Data records:
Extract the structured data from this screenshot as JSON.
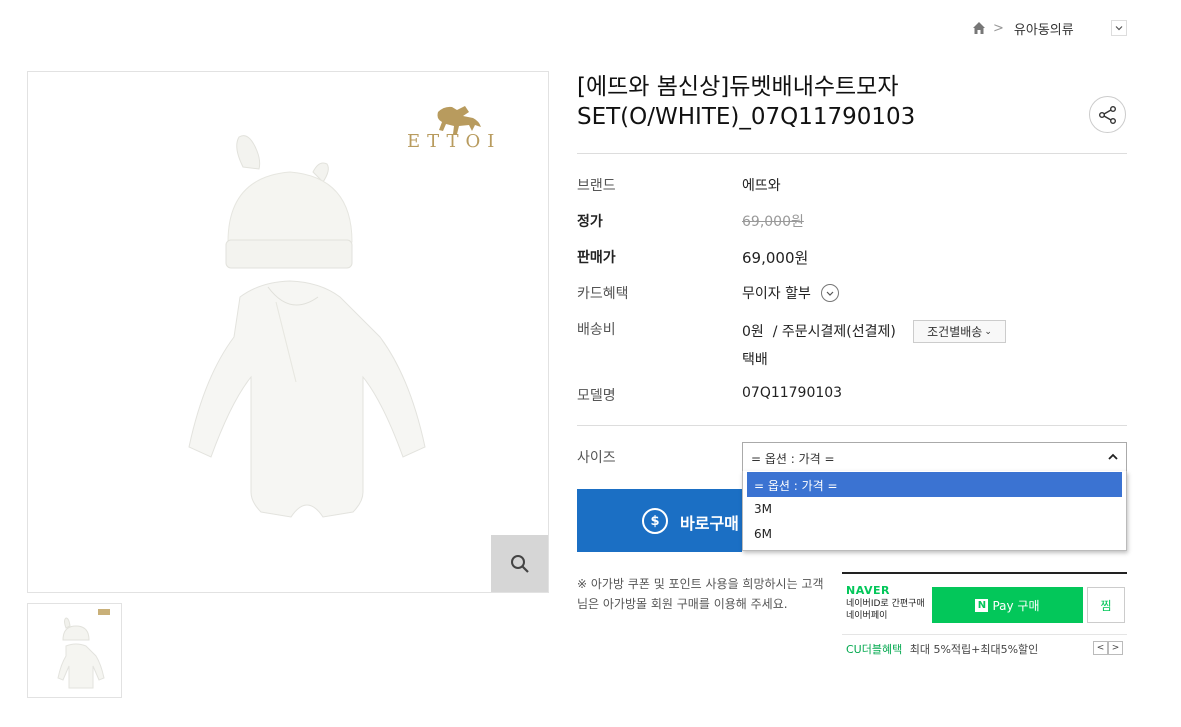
{
  "breadcrumb": {
    "category": "유아동의류"
  },
  "product": {
    "title": "[에뜨와 봄신상]듀벳배내수트모자SET(O/WHITE)_07Q11790103",
    "brand_label": "브랜드",
    "brand_value": "에뜨와",
    "list_price_label": "정가",
    "list_price_value": "69,000원",
    "sale_price_label": "판매가",
    "sale_price_value": "69,000원",
    "card_label": "카드혜택",
    "card_value": "무이자 할부",
    "shipping_label": "배송비",
    "shipping_value": "0원  / 주문시결제(선결제)",
    "shipping_cond_button": "조건별배송",
    "shipping_method": "택배",
    "model_label": "모델명",
    "model_value": "07Q11790103",
    "brand_logo_text": "ETTOI"
  },
  "options": {
    "size_label": "사이즈",
    "selected": "= 옵션 : 가격 =",
    "items": [
      "= 옵션 : 가격 =",
      "3M",
      "6M"
    ]
  },
  "buy": {
    "label": "바로구매",
    "icon": "dollar-icon"
  },
  "notice": "※ 아가방 쿠폰 및 포인트 사용을 희망하시는 고객님은 아가방몰 회원 구매를 이용해 주세요.",
  "naver": {
    "logo": "NAVER",
    "sub1": "네이버ID로 간편구매",
    "sub2": "네이버페이",
    "pay_label": "Pay 구매",
    "pay_n": "N",
    "jjim_label": "찜",
    "benefit_label": "CU더블혜택",
    "benefit_text": "최대 5%적립+최대5%할인"
  },
  "colors": {
    "buy_blue": "#1b6fc4",
    "naver_green": "#03c75a",
    "option_highlight": "#3b73d2"
  }
}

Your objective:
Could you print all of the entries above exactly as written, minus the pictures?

Answer to the exercise:
Extract the structured data from this screenshot as JSON.
{
  "breadcrumb": {
    "category": "유아동의류"
  },
  "product": {
    "title": "[에뜨와 봄신상]듀벳배내수트모자SET(O/WHITE)_07Q11790103",
    "brand_label": "브랜드",
    "brand_value": "에뜨와",
    "list_price_label": "정가",
    "list_price_value": "69,000원",
    "sale_price_label": "판매가",
    "sale_price_value": "69,000원",
    "card_label": "카드혜택",
    "card_value": "무이자 할부",
    "shipping_label": "배송비",
    "shipping_value": "0원  / 주문시결제(선결제)",
    "shipping_cond_button": "조건별배송",
    "shipping_method": "택배",
    "model_label": "모델명",
    "model_value": "07Q11790103",
    "brand_logo_text": "ETTOI"
  },
  "options": {
    "size_label": "사이즈",
    "selected": "= 옵션 : 가격 =",
    "items": [
      "= 옵션 : 가격 =",
      "3M",
      "6M"
    ]
  },
  "buy": {
    "label": "바로구매",
    "icon": "dollar-icon"
  },
  "notice": "※ 아가방 쿠폰 및 포인트 사용을 희망하시는 고객님은 아가방몰 회원 구매를 이용해 주세요.",
  "naver": {
    "logo": "NAVER",
    "sub1": "네이버ID로 간편구매",
    "sub2": "네이버페이",
    "pay_label": "Pay 구매",
    "pay_n": "N",
    "jjim_label": "찜",
    "benefit_label": "CU더블혜택",
    "benefit_text": "최대 5%적립+최대5%할인"
  },
  "colors": {
    "buy_blue": "#1b6fc4",
    "naver_green": "#03c75a",
    "option_highlight": "#3b73d2"
  }
}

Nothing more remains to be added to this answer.